---- PROVIDED DATA

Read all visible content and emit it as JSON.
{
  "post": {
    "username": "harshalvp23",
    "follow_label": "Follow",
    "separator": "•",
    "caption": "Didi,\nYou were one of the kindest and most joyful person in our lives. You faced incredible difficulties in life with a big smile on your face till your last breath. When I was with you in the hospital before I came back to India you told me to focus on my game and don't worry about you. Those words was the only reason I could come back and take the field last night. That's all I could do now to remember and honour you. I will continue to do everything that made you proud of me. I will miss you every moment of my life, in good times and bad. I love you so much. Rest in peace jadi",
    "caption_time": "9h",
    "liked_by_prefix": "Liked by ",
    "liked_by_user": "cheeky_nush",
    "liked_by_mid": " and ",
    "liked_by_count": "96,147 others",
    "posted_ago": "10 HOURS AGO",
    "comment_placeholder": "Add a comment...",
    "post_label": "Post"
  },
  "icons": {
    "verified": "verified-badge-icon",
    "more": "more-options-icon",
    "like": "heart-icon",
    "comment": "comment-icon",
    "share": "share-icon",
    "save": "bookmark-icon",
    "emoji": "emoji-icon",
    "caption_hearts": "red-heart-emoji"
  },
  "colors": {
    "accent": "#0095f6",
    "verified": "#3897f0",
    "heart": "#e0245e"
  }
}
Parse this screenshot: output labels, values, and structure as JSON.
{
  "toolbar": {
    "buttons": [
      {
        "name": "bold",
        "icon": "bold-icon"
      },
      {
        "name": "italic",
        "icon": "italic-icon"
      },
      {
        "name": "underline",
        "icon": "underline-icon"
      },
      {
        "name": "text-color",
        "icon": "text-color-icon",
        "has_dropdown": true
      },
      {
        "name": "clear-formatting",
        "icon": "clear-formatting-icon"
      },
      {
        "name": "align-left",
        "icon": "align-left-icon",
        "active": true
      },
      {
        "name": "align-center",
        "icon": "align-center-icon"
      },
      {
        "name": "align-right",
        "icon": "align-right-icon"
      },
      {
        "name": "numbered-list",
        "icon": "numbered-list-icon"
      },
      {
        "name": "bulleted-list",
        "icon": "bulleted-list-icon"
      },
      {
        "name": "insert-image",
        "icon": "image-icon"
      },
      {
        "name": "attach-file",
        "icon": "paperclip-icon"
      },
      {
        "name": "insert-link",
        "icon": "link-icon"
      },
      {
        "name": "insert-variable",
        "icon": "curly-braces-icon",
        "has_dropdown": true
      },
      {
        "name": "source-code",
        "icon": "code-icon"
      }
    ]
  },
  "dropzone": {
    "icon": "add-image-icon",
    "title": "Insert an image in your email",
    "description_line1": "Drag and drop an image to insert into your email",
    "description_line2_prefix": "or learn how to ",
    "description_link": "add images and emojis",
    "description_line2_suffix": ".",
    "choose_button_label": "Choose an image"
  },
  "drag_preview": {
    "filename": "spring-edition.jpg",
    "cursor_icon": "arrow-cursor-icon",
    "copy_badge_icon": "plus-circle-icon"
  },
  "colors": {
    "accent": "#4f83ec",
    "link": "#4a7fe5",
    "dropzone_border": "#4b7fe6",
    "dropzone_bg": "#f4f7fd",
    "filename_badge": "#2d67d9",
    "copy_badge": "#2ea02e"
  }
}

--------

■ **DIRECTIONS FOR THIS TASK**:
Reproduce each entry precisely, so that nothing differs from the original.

■ **ANSWER**:
Read all visible content and emit it as JSON.
{
  "post": {
    "username": "harshalvp23",
    "follow_label": "Follow",
    "separator": "•",
    "caption": "Didi,\nYou were one of the kindest and most joyful person in our lives. You faced incredible difficulties in life with a big smile on your face till your last breath. When I was with you in the hospital before I came back to India you told me to focus on my game and don't worry about you. Those words was the only reason I could come back and take the field last night. That's all I could do now to remember and honour you. I will continue to do everything that made you proud of me. I will miss you every moment of my life, in good times and bad. I love you so much. Rest in peace jadi",
    "caption_time": "9h",
    "liked_by_prefix": "Liked by ",
    "liked_by_user": "cheeky_nush",
    "liked_by_mid": " and ",
    "liked_by_count": "96,147 others",
    "posted_ago": "10 HOURS AGO",
    "comment_placeholder": "Add a comment...",
    "post_label": "Post"
  },
  "icons": {
    "verified": "verified-badge-icon",
    "more": "more-options-icon",
    "like": "heart-icon",
    "comment": "comment-icon",
    "share": "share-icon",
    "save": "bookmark-icon",
    "emoji": "emoji-icon",
    "caption_hearts": "red-heart-emoji"
  },
  "colors": {
    "accent": "#0095f6",
    "verified": "#3897f0",
    "heart": "#e0245e"
  }
}
Parse this screenshot: output labels, values, and structure as JSON.
{
  "toolbar": {
    "buttons": [
      {
        "name": "bold",
        "icon": "bold-icon"
      },
      {
        "name": "italic",
        "icon": "italic-icon"
      },
      {
        "name": "underline",
        "icon": "underline-icon"
      },
      {
        "name": "text-color",
        "icon": "text-color-icon",
        "has_dropdown": true
      },
      {
        "name": "clear-formatting",
        "icon": "clear-formatting-icon"
      },
      {
        "name": "align-left",
        "icon": "align-left-icon",
        "active": true
      },
      {
        "name": "align-center",
        "icon": "align-center-icon"
      },
      {
        "name": "align-right",
        "icon": "align-right-icon"
      },
      {
        "name": "numbered-list",
        "icon": "numbered-list-icon"
      },
      {
        "name": "bulleted-list",
        "icon": "bulleted-list-icon"
      },
      {
        "name": "insert-image",
        "icon": "image-icon"
      },
      {
        "name": "attach-file",
        "icon": "paperclip-icon"
      },
      {
        "name": "insert-link",
        "icon": "link-icon"
      },
      {
        "name": "insert-variable",
        "icon": "curly-braces-icon",
        "has_dropdown": true
      },
      {
        "name": "source-code",
        "icon": "code-icon"
      }
    ]
  },
  "dropzone": {
    "icon": "add-image-icon",
    "title": "Insert an image in your email",
    "description_line1": "Drag and drop an image to insert into your email",
    "description_line2_prefix": "or learn how to ",
    "description_link": "add images and emojis",
    "description_line2_suffix": ".",
    "choose_button_label": "Choose an image"
  },
  "drag_preview": {
    "filename": "spring-edition.jpg",
    "cursor_icon": "arrow-cursor-icon",
    "copy_badge_icon": "plus-circle-icon"
  },
  "colors": {
    "accent": "#4f83ec",
    "link": "#4a7fe5",
    "dropzone_border": "#4b7fe6",
    "dropzone_bg": "#f4f7fd",
    "filename_badge": "#2d67d9",
    "copy_badge": "#2ea02e"
  }
}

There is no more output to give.